Interview with the Animal Health Trust

4 dogs in a field

Kennel Club Genetics Centre significantly improves the health of dogs


It has been well documented in recent years that some dogs are susceptible to inherited diseases such as cancer, epilepsy and blinding conditions. Knowing that research could tackle this, more than 10 years ago the Kennel Club joined forces with the Animal Health Trust charity to set about improving health and welfare for generations of dogs.


The Animal Health Trust is world-renowned for its expertise in genetics research, and investigating inherited diseases that affect dogs. This is why it made sense for the Kennel Club and the Animal Health Trust to form a partnership to find solutions. It is a partnership that is delivering and which continues to go from strength to strength.


Both organisations wanted to accelerate research into inherited disease, and to develop DNA tests to improve health and welfare for generations of dogs. Hence, the Kennel Club Genetics Centre at the Animal Health Trust was created.


10 years on from its inception, the £2.6 million partnership is well established and is making a significant difference to the health of dogs.

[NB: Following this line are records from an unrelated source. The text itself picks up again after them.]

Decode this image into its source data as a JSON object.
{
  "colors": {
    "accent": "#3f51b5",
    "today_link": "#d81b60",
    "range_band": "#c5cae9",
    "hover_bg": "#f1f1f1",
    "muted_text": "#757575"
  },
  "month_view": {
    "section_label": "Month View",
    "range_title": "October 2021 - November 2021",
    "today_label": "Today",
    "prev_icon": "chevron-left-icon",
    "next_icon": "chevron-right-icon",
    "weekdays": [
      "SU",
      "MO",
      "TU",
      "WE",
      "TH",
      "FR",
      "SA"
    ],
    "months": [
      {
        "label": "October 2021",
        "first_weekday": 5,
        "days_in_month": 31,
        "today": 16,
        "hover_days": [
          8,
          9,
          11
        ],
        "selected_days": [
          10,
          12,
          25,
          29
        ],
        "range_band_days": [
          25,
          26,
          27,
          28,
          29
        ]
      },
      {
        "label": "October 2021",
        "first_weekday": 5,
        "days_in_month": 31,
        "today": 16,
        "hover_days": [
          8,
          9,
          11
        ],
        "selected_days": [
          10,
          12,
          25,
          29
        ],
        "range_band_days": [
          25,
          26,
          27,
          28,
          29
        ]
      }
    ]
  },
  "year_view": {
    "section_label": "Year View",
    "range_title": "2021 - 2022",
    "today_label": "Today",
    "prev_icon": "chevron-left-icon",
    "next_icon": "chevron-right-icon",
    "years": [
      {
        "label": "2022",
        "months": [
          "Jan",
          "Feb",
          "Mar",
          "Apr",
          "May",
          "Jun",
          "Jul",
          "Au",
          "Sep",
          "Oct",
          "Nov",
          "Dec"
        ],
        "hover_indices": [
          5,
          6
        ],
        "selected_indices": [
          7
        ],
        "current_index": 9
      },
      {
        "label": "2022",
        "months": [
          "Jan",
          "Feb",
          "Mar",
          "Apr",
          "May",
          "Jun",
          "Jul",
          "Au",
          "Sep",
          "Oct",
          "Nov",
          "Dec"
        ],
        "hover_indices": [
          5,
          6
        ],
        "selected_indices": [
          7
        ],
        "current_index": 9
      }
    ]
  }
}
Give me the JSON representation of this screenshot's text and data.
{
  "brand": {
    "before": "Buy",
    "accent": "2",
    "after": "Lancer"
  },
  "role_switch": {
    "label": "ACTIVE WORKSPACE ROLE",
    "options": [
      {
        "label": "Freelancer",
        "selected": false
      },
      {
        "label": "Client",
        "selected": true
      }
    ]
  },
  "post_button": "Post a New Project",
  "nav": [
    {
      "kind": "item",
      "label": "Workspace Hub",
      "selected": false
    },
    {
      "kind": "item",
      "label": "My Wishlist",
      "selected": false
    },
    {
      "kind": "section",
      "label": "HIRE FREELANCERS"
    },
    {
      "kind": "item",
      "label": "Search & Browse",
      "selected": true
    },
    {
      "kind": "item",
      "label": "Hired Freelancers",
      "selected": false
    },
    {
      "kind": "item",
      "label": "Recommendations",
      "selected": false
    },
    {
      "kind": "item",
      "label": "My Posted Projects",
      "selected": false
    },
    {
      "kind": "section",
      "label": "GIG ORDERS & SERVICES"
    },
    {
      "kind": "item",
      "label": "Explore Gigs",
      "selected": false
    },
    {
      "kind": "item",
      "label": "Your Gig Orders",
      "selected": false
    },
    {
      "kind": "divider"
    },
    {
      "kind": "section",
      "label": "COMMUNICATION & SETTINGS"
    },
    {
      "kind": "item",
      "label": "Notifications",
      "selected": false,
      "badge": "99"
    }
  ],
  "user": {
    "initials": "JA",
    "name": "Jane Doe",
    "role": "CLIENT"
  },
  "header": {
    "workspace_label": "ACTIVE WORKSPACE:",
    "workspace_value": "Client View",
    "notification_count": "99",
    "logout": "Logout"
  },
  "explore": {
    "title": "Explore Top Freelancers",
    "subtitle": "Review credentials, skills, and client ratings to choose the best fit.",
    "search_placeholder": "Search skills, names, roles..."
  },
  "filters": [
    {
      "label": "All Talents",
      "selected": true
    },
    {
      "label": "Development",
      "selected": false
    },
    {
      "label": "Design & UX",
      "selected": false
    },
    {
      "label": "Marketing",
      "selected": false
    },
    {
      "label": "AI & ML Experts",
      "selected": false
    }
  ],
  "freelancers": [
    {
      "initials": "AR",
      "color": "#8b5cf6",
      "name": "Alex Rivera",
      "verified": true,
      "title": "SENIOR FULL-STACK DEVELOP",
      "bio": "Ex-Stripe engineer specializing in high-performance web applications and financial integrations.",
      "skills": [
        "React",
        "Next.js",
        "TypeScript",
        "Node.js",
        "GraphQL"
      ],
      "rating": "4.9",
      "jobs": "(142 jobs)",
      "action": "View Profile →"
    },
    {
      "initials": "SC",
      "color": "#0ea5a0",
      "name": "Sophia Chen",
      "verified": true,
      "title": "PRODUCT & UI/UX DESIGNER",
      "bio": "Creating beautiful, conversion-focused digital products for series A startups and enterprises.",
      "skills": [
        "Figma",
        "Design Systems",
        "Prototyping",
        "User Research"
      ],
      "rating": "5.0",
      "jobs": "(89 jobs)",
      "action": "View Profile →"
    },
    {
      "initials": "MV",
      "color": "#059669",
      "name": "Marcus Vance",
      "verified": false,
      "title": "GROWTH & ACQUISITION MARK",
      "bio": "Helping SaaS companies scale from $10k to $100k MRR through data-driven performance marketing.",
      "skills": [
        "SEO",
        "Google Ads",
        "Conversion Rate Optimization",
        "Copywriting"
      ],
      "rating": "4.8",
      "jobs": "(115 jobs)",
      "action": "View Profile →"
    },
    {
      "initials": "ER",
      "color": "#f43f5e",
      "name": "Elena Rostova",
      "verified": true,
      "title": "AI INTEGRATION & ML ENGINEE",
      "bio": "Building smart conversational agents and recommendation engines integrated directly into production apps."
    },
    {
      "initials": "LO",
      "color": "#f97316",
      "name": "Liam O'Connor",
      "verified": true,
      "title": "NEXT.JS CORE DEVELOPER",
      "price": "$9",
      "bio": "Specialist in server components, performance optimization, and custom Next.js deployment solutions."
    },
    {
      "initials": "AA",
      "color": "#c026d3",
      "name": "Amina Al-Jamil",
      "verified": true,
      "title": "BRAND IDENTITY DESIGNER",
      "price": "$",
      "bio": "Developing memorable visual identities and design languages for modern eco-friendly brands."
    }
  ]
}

Using the Animal Health Trust’s unparalleled level of skill and expertise within canine genetics, the Kennel Club Genetics Centre at the Animal Health Trust has developed 22 DNA tests for diseases affecting more than 50 breeds of dog. Using these, 65,000 dogs have been tested by the Animal Health Trust alone, which has resulted in more than 164,000 hereditarily clear puppies being born free from debilitating or blinding inherited conditions.


Dr Cathryn Mellersh, Head of the Canine Genetics Centre at the Animal Health Trust, is delighted with the progress: “At the beginning, my team and I were very excited about the prospect of what we could achieve. I am convinced the Kennel Club Genetics Centre at the Animal Health Trust partnership has significantly improved the lives of dogs.


“We have worked with the many dog owner groups to identify problems and, where possible, provide solutions which, without doubt, are changing dogs’ lives. Technology has also advanced significantly in the last 10 years, so going forward there is so much more we can achieve.”


Just last year, the partnership looked at the impact DNA testing is having on canine disease. It is clear that the use of DNA testing can stop affected dogs being bred immediately, and testing also allows a controlled decline in carrier dogs, ensuring gene diversity within a breed.


Scientists looked at data collected at least five years after DNA tests were developed for eight diseases in eight breeds. Results show that, thanks to responsible breeders using DNA testing, frequency of disease mutations has reduced by up to a staggering 90%.


Dr Mellersh, added: “We’re delighted to be able to demonstrate the real-life, positive impact DNA testing can have on disease prevalence, and in turn how that is benefiting thousands of dogs.”


Funding from the Kennel Club Charitable Trust has also enabled the Animal Health Trust to purchase the GeneAtlas technology, which has allowed the analysis of tumours collected up to 20 years ago. By comparing the genetic blueprints of tumours that behaved differently, scientists have been able to identify biomarkers that predict, with 90% accuracy, whether some common types of tumour will spread.


These achievements are testament to how the Kennel Club and Animal Health Trust partnership is significantly improving the lives of dogs. It demonstrates the real-life, positive impact applied research has, and how, in just one decade, it is already benefitting thousands of dogs.


But these is still so much to be done, and the partnership aims to learn even more about these complex conditions in the next 10 years. Through life-saving research, it can find ways to prevent and treat these devastating diseases, ensuring happier, healthier futures for all of our much-loved pets.


The AHT’s scientists are at Crufts every day to talk to dog owners and breeders about its ongoing research. Not only can you find out more about the charity’s work, you can also purchase DNA tests from its stand in Hall 3 throughout the show, with a tasty 20% discount!


You can find out more about the work of the Kennel Club Genetics Centre at the Animal Health Trust here